App and web page records
"""

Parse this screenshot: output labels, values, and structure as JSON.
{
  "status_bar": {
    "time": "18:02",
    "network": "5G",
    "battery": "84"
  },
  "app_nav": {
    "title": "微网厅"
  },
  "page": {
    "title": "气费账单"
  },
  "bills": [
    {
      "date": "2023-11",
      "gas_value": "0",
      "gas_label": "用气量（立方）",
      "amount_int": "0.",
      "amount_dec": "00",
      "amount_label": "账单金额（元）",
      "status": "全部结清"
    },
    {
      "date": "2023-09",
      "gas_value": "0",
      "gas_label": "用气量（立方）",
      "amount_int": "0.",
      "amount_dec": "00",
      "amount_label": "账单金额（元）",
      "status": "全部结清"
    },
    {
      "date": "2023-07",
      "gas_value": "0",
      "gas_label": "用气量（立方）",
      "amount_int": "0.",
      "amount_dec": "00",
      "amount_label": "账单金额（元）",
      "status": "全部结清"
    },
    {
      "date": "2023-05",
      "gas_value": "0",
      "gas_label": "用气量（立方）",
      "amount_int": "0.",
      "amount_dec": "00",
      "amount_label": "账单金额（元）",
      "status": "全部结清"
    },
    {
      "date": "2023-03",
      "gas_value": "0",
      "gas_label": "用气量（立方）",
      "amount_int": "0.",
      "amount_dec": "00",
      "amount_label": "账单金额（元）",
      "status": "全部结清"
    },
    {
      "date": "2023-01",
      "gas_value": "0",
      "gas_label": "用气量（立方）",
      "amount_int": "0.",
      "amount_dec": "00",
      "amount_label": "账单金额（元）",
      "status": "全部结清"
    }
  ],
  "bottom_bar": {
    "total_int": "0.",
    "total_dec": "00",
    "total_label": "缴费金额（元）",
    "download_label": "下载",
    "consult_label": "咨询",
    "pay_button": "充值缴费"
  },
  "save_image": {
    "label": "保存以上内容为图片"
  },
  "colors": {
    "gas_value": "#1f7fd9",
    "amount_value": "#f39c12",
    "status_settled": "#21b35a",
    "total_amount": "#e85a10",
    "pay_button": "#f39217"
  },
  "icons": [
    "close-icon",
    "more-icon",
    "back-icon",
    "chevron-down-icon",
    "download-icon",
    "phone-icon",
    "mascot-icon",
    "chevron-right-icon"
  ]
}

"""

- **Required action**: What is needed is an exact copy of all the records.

- **Exercise output**:
Parse this screenshot: output labels, values, and structure as JSON.
{
  "status_bar": {
    "time": "18:02",
    "network": "5G",
    "battery": "84"
  },
  "app_nav": {
    "title": "微网厅"
  },
  "page": {
    "title": "气费账单"
  },
  "bills": [
    {
      "date": "2023-11",
      "gas_value": "0",
      "gas_label": "用气量（立方）",
      "amount_int": "0.",
      "amount_dec": "00",
      "amount_label": "账单金额（元）",
      "status": "全部结清"
    },
    {
      "date": "2023-09",
      "gas_value": "0",
      "gas_label": "用气量（立方）",
      "amount_int": "0.",
      "amount_dec": "00",
      "amount_label": "账单金额（元）",
      "status": "全部结清"
    },
    {
      "date": "2023-07",
      "gas_value": "0",
      "gas_label": "用气量（立方）",
      "amount_int": "0.",
      "amount_dec": "00",
      "amount_label": "账单金额（元）",
      "status": "全部结清"
    },
    {
      "date": "2023-05",
      "gas_value": "0",
      "gas_label": "用气量（立方）",
      "amount_int": "0.",
      "amount_dec": "00",
      "amount_label": "账单金额（元）",
      "status": "全部结清"
    },
    {
      "date": "2023-03",
      "gas_value": "0",
      "gas_label": "用气量（立方）",
      "amount_int": "0.",
      "amount_dec": "00",
      "amount_label": "账单金额（元）",
      "status": "全部结清"
    },
    {
      "date": "2023-01",
      "gas_value": "0",
      "gas_label": "用气量（立方）",
      "amount_int": "0.",
      "amount_dec": "00",
      "amount_label": "账单金额（元）",
      "status": "全部结清"
    }
  ],
  "bottom_bar": {
    "total_int": "0.",
    "total_dec": "00",
    "total_label": "缴费金额（元）",
    "download_label": "下载",
    "consult_label": "咨询",
    "pay_button": "充值缴费"
  },
  "save_image": {
    "label": "保存以上内容为图片"
  },
  "colors": {
    "gas_value": "#1f7fd9",
    "amount_value": "#f39c12",
    "status_settled": "#21b35a",
    "total_amount": "#e85a10",
    "pay_button": "#f39217"
  },
  "icons": [
    "close-icon",
    "more-icon",
    "back-icon",
    "chevron-down-icon",
    "download-icon",
    "phone-icon",
    "mascot-icon",
    "chevron-right-icon"
  ]
}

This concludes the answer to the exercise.